The most versatile high end diffusers can not only be programmed, but they have attachments to make it possible to disinfect ducts, air conditioners, and other inaccessible places such as between walls. I spent months layering the oils so that growth of mold would be inhibited. I use words carefully. If we could kill mold, as some think they are doing, we would be up to the gills in waste. However, thanks to mold and bacteria, much of our waste is decomposed which is why the remains of civilizations tell most of their stories in stone.
So, we have to be grateful to mold, but also to recognize that it is part of the degenerative cycle so if we want to be healthy, we need to avoid fungi.

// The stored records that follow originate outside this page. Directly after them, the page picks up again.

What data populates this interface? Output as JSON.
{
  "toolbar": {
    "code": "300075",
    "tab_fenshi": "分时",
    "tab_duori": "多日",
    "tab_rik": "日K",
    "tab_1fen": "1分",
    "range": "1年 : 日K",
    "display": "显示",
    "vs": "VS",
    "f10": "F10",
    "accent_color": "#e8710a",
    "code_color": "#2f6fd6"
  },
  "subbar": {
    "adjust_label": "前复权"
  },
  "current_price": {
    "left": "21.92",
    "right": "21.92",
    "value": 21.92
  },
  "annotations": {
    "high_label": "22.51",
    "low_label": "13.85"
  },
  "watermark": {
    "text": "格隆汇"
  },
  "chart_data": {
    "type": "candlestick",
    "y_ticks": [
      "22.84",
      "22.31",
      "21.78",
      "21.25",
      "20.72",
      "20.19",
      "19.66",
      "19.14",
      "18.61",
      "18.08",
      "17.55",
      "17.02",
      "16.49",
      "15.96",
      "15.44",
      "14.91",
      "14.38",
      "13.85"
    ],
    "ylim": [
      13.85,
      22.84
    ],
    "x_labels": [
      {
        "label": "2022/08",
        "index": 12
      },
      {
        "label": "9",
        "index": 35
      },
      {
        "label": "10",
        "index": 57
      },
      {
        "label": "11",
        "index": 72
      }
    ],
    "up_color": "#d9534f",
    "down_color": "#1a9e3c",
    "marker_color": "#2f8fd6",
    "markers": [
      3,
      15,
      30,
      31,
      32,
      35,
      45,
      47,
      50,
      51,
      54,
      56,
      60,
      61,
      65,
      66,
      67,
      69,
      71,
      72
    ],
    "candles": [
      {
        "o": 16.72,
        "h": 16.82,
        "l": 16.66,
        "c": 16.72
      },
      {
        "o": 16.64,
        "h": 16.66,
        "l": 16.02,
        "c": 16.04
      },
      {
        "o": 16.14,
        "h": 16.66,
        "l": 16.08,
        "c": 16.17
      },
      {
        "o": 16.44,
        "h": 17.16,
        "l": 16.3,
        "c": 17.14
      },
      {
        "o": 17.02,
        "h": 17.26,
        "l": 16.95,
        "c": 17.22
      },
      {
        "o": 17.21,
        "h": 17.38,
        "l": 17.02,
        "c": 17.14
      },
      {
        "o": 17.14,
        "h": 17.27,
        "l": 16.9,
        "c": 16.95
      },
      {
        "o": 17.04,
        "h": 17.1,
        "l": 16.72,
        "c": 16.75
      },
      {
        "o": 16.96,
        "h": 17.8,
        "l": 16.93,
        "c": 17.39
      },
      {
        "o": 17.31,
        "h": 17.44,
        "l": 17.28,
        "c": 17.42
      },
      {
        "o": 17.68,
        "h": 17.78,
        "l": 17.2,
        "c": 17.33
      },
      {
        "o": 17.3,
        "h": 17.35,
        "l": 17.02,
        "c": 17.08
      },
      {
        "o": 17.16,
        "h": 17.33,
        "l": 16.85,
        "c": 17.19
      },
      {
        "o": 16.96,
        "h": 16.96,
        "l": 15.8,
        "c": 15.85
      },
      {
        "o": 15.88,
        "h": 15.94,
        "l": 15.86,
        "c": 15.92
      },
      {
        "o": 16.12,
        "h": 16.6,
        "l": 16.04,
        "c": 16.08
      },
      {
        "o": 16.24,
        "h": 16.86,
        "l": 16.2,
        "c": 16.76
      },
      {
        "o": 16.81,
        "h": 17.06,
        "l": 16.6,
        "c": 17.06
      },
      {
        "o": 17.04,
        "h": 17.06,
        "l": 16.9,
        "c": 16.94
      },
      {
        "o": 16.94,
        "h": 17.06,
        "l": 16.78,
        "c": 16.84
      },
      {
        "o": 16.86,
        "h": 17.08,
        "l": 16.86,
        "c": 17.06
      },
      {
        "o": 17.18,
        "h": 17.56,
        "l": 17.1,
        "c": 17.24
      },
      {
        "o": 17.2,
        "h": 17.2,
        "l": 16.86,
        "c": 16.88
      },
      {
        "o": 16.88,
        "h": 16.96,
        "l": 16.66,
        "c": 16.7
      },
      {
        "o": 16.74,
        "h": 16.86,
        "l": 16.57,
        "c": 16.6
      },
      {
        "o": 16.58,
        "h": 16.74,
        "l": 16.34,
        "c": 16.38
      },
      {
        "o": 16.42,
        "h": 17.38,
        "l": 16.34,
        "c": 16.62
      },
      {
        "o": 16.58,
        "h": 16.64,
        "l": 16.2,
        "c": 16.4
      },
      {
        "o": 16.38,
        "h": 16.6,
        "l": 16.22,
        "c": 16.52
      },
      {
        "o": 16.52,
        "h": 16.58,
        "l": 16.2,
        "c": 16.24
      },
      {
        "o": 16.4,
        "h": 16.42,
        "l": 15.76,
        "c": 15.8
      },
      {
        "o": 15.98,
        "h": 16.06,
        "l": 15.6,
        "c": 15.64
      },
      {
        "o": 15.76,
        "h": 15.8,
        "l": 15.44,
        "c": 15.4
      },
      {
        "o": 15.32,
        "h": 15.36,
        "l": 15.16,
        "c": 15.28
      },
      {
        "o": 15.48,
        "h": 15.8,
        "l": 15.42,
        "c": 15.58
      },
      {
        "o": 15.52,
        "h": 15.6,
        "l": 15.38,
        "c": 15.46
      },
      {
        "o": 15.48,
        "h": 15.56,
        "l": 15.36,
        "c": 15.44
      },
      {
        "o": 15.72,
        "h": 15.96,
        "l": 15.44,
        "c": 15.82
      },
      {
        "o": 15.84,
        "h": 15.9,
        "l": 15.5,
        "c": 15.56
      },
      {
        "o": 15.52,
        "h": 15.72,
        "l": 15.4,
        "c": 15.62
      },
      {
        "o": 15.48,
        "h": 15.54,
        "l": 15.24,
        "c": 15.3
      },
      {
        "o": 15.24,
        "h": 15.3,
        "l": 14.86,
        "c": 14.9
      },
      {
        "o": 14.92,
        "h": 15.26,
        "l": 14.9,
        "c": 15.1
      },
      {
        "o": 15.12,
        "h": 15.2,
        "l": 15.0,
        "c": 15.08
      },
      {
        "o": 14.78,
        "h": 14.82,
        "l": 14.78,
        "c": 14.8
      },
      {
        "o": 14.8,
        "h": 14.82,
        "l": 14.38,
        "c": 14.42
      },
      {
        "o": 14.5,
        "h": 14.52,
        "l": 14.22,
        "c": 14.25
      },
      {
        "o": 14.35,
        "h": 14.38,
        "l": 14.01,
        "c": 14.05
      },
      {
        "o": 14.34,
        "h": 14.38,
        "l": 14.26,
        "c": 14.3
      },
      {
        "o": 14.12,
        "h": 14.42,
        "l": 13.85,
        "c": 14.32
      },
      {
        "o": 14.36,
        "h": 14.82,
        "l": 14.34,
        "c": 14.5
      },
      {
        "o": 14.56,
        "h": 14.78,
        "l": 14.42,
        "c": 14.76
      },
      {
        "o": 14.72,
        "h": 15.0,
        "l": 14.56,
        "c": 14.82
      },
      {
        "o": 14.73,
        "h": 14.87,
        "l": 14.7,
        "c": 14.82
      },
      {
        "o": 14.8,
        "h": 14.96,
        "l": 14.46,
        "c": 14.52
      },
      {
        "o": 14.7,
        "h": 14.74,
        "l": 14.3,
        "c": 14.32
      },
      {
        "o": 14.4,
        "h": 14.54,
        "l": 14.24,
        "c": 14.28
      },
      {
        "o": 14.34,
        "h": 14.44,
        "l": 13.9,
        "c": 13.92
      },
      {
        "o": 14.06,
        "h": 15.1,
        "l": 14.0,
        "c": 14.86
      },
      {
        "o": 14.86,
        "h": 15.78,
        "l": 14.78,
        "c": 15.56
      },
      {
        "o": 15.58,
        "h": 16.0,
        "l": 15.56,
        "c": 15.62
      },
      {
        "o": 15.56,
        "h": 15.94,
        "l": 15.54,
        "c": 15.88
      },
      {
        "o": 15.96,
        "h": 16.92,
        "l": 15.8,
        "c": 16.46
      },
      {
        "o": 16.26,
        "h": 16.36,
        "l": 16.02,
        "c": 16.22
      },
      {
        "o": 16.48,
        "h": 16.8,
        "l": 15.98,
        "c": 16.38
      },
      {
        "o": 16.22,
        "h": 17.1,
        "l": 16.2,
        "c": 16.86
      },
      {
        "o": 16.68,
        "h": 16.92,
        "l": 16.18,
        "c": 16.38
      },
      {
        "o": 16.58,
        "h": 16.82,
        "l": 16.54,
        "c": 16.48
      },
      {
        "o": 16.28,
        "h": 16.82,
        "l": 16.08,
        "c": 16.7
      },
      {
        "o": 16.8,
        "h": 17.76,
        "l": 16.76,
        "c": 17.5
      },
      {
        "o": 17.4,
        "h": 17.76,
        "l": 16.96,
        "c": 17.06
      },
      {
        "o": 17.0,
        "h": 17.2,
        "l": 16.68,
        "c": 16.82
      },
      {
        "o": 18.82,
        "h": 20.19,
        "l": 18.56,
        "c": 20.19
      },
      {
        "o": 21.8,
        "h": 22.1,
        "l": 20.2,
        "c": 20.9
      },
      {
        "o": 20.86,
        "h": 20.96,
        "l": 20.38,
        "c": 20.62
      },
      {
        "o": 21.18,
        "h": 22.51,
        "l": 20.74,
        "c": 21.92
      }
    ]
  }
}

There are diffusers that are high end that are portable and there are diffusers with similar features that can be wall mounted. These are intended for use in places where the goal might be purely aesthetic or very important. The latter would include waiting rooms in hospitals and clinics, operating rooms, and any treatment rooms used for patients with communicable diseases.
One of my many pet peeves is dental therapy rooms. Dentists use very high power tools that vaporize the myriad of germs and strange materials used to repair teeth: amalgam fillings, xenoestrogenic compounds, and some materials with low levels of radioactivity. The tools are sterilized, brought in on tray, and then immediately exposed to toxins. The dentist wears his scrubs and has a mask and gloves and reaches to turn the dial on the music system or push a button on some equipment and then he puts his gloved hands back into your mouth. I have only once met a dentist who was careful about protecting his patients. So, running diffusers in such places makes a lot of sense to me, especially since between the music and mist, one might actually manage to relax despite what is happening in the mouth.
There are domestic reasons for using wall-mounted small models, such as in the bathroom or perhaps the office or kitchen. These are generally quite inexpensive and, of course, very easy to move from one outlet to another.
Then, there are the super portable models that can be used outdoors or in the car. These have built-in rechargable batteries (USB) and can be used indoors as well. Generally, they only have an on/off switch, no whistles and bells, but the designs are very aesthetic and the use of oils is economical because one can mist insect repellent on clothing and just mist again if the bugs start hovering.
There are two types of ultra portable personal diffusers. One is glass and what you see on the web site is basically what you get. They come in pink or blue and you use a diluted oil. The other, the new one arriving in a week or thereabouts, comes with several bottles so you can change which oil you want to use. Both are extremely well designed for their tasks, but they are not as versatile.
I have been on a treadmill for years and am totally aware of the need for change so I am getting ready to move now. This means there will be distractions, but I will try to keep posting and maintain momentum. The launch of the new Ayurvedic Bazaar site is scheduled for Wesak, the Eastern Wesak which is one full moon after the Western, 26 May 2021.
Be safe, keep the faith, and pay it forward for the benefit of others.
Copyright by Ingrid Naiman 2021
First posted to subscribers on 22 May 2021